# TASK TO CARRY OUT:
What lines below contain the word "label"? Please pull each one out.

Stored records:
........

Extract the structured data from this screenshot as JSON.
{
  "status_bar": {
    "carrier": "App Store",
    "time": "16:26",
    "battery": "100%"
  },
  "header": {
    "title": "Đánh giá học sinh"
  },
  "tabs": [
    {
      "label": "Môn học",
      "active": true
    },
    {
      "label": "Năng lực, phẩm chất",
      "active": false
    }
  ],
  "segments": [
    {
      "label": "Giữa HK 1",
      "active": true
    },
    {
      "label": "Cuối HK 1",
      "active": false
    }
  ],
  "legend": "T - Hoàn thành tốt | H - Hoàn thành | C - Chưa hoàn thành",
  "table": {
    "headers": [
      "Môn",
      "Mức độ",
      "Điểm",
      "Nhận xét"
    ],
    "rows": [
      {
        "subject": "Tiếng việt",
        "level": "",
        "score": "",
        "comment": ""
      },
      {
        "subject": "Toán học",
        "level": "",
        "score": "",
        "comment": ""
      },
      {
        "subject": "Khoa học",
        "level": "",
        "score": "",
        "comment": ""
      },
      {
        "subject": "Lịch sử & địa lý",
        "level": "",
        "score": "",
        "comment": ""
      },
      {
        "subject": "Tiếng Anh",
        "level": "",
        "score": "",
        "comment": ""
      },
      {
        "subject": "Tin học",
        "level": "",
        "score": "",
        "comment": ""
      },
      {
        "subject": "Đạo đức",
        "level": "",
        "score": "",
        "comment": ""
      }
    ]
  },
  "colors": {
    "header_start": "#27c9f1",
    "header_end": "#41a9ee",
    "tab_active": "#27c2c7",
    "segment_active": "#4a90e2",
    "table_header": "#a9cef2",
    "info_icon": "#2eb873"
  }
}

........

# RESPONSE:
      "label": "Môn học",
      "label": "Năng lực, phẩm chất",
      "label": "Giữa HK 1",
      "label": "Cuối HK 1",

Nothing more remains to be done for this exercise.